§ Exercise:
Only lines holding "down" are wanted; copy each of them from the records below.

::::

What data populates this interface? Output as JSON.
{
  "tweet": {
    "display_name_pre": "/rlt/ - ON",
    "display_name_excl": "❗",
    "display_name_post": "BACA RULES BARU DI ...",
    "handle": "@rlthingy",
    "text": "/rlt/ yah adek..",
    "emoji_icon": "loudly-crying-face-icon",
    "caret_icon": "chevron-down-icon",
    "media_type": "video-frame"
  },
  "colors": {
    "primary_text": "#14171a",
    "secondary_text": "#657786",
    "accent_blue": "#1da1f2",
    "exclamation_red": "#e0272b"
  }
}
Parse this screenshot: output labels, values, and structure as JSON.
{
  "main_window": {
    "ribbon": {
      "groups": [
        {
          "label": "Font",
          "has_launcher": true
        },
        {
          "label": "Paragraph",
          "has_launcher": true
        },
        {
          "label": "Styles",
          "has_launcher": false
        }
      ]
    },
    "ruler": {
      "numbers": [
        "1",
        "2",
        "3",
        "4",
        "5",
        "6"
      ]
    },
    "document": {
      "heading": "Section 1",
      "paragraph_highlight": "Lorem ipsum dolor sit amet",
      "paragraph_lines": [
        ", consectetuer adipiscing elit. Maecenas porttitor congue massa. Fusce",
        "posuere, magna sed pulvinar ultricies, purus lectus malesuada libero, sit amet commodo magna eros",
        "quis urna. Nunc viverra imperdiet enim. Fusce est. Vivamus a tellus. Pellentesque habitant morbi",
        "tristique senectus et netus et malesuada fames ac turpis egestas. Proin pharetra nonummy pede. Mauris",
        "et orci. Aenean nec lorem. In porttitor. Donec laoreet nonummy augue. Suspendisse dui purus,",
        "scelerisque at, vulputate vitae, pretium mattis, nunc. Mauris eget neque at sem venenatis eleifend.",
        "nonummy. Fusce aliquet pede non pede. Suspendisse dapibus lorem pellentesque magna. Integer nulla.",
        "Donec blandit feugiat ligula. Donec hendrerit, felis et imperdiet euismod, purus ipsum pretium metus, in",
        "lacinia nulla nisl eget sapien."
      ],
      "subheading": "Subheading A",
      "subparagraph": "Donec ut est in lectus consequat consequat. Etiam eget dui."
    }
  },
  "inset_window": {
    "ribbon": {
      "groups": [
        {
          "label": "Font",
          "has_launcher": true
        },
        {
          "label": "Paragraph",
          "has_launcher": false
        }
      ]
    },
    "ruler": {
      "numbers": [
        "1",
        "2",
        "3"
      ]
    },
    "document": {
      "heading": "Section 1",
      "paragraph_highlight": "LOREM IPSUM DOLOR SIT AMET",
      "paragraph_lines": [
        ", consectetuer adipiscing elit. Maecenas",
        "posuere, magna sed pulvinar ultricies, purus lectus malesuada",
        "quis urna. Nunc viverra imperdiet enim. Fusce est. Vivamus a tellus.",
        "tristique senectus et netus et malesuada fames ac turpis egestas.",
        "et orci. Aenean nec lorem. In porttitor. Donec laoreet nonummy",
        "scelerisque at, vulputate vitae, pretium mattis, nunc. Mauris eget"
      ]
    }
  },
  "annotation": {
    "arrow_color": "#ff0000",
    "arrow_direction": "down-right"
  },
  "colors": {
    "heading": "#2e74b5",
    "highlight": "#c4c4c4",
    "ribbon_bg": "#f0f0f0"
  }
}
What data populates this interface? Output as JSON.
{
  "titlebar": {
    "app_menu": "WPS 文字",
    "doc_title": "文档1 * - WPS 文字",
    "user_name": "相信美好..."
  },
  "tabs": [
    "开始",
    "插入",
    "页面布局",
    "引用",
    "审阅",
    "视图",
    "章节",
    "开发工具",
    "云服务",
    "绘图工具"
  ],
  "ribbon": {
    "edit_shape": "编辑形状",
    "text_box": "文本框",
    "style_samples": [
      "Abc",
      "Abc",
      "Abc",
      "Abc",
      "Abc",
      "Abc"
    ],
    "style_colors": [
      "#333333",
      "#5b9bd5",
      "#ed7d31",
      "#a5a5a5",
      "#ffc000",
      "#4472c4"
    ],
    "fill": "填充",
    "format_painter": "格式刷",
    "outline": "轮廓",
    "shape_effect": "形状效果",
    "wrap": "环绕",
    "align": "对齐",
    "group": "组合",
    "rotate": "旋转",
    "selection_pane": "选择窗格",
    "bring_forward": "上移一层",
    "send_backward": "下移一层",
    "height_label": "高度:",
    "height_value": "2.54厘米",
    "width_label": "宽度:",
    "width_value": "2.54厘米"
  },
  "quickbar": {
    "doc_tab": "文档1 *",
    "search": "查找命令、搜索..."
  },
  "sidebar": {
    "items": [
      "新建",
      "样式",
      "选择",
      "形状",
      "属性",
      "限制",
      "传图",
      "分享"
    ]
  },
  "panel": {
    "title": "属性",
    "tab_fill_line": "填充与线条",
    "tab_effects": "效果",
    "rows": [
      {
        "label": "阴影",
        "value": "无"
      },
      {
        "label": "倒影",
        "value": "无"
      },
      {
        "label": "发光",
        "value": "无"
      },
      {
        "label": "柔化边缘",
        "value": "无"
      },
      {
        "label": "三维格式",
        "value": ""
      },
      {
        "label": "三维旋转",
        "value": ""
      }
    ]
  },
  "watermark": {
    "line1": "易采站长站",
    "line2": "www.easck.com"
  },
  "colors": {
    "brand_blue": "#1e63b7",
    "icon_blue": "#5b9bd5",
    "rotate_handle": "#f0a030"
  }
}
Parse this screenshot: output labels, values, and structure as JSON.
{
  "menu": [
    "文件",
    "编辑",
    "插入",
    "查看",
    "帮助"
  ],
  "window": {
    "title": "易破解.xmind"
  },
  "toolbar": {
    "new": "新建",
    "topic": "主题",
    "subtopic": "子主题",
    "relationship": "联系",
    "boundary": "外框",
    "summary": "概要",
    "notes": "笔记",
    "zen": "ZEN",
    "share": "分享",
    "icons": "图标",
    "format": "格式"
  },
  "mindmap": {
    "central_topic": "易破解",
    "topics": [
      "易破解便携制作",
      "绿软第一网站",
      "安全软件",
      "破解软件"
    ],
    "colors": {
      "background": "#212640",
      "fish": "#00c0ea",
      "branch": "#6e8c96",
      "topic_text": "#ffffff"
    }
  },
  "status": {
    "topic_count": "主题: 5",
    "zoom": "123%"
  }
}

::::

§ Response to this task:
    "caret_icon": "chevron-down-icon",
    "arrow_direction": "down-right"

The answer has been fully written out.